 All of the rest occur in the books of Exodus, Leviticus, and Numbers. E.g., Exodus 29:18: Then burn the entire ram on the altar. It is a burnt offering to the Lord, a pleasing aroma, a food offering presented to the Lord.; Leviticus 3:16: The priest shall burn them on the altar as a food offering, a pleasing aroma. All the fat is the Lord’s.; Numbers 15:14: For the generations to come, whenever a foreigner or anyone else living among you presents a food offering as an aroma pleasing to the Lord, they must do exactly as you do.
 Although “fragrant offering” is used in Philippians 4:18: I have received full payment and have more than enough. I am amply supplied, now that I have received from Epaphroditus the gifts you sent. They are a fragrant offering, an acceptable sacrifice, pleasing to God.; Ephesians 5:2: and walk in the way of love, just as Christ loved us and gave himself up for us as a fragrant offering and sacrifice to God.
 Genesis 3:15: And I will put enmity between you and the woman, and between your offspring and hers; he will crush your head, and you will strike his heel.
 1 Corinthians 15:45–48: 45 So it is written: “The first man Adam became a living being”; the last Adam, a life-giving spirit. 46 The spiritual did not come first, but the natural, and after that the spiritual. 47 The first man was of the dust of the earth; the second man is of heaven. 48 As was the earthly man, so are those who are of the earth; and as is the heavenly man, so also are those who are of heaven. (Genesis 2:7 is being referenced: Then the Lord God formed a man from the dust of the ground and breathed into his nostrils the breath of life, and the man became a living being.)

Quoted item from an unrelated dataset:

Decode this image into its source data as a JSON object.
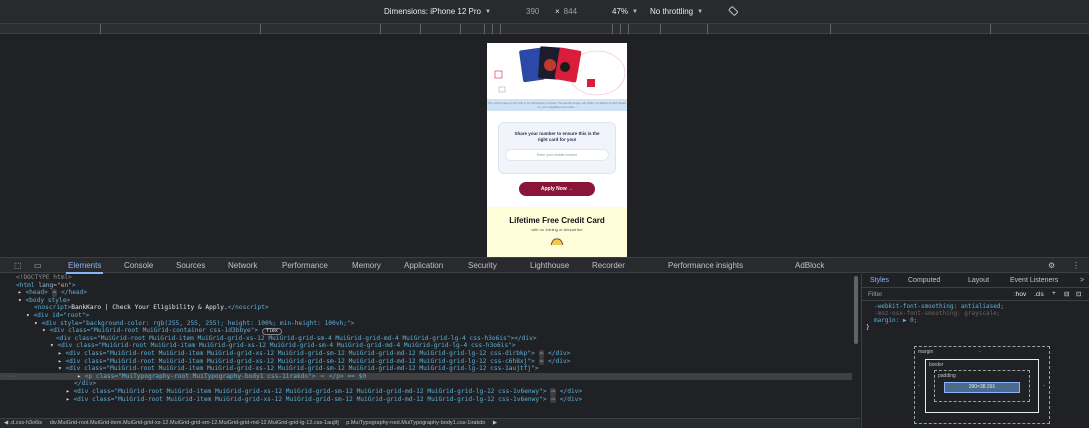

 As Jesus taught concerning himself in John 1:14: “I am the way and the truth and the life. No one comes to the Father except through me.”
 Genesis 6:5.